#### Work order:
Within the listing below, show every line that contains the word "clients".

#### Records to use:
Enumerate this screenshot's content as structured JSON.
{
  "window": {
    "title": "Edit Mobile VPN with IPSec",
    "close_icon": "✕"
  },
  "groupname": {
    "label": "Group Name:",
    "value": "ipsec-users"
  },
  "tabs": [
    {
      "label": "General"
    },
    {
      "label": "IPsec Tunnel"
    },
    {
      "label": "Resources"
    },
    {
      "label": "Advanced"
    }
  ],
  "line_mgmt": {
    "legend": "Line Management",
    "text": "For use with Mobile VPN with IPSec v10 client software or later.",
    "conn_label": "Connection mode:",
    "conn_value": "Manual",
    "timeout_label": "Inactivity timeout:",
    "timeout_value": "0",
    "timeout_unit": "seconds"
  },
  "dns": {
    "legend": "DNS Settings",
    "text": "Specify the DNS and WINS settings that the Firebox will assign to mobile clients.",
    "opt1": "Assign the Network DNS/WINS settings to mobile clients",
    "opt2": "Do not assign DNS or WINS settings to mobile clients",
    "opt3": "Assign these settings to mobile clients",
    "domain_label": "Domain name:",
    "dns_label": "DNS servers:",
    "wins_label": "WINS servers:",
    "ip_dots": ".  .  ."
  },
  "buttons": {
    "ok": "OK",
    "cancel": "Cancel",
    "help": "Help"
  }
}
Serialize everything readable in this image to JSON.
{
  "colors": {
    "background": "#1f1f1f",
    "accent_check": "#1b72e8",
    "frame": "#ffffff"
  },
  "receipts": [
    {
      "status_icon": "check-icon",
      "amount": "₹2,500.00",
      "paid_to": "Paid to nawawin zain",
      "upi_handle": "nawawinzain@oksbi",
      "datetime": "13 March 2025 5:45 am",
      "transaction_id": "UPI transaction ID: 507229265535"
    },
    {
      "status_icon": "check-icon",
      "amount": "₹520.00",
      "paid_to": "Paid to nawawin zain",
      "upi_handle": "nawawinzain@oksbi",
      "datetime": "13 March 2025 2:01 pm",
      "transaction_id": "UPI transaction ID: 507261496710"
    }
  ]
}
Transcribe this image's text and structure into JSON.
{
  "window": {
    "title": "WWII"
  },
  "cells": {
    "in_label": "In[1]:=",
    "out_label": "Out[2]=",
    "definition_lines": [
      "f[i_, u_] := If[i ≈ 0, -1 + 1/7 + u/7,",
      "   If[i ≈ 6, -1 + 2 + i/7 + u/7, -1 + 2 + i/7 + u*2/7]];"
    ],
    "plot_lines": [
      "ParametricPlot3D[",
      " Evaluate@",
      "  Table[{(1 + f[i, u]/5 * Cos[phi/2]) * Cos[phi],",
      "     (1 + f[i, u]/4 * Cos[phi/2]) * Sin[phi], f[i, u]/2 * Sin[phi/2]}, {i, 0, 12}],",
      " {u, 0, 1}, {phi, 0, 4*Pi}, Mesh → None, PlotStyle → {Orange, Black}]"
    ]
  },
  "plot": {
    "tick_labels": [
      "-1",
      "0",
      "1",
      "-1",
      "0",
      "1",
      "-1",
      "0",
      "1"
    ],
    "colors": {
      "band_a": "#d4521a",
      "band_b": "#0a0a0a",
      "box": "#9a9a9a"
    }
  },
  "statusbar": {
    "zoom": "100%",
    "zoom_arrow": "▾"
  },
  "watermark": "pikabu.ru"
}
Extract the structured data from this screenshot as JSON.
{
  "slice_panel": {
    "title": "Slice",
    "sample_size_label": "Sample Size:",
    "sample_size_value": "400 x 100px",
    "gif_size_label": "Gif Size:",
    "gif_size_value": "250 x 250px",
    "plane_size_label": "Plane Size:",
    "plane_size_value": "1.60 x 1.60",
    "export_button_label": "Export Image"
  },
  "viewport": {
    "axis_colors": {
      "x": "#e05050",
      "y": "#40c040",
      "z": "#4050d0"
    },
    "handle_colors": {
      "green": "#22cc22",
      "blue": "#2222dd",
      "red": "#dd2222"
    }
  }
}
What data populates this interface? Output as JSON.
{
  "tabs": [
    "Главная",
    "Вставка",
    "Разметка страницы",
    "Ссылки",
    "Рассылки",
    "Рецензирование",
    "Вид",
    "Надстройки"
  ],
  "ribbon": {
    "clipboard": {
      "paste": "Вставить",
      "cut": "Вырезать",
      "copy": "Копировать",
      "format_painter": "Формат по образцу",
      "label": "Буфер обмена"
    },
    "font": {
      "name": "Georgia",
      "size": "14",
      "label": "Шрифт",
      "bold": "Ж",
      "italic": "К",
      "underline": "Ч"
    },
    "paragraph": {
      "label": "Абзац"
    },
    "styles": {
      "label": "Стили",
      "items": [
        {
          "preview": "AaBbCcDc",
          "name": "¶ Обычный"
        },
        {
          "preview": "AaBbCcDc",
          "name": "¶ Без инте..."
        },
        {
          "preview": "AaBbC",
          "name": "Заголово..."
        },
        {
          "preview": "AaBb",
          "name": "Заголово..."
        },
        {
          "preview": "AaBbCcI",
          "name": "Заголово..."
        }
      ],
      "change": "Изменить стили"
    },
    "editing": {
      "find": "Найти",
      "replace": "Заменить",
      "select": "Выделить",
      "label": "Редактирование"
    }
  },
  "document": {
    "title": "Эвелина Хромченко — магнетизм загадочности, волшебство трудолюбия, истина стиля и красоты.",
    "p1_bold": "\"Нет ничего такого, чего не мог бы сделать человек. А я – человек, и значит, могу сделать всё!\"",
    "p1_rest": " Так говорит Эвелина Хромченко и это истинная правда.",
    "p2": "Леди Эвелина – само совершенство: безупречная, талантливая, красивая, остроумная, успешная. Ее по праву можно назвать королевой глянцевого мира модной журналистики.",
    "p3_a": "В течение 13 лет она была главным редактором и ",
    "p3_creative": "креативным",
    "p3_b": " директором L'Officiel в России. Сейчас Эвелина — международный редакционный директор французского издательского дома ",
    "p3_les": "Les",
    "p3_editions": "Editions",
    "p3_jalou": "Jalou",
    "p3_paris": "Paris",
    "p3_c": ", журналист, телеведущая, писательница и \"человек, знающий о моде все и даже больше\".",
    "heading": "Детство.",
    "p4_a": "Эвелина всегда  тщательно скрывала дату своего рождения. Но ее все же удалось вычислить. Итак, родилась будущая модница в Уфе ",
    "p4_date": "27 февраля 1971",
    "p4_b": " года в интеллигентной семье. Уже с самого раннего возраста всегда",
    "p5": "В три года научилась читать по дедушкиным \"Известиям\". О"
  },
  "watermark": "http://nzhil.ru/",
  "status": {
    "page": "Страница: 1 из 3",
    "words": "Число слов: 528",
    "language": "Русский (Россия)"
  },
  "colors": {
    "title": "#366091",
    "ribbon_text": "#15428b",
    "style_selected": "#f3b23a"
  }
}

#### Task response:
    "text": "Specify the DNS and WINS settings that the Firebox will assign to mobile clients.",
    "opt1": "Assign the Network DNS/WINS settings to mobile clients",
    "opt2": "Do not assign DNS or WINS settings to mobile clients",
    "opt3": "Assign these settings to mobile clients",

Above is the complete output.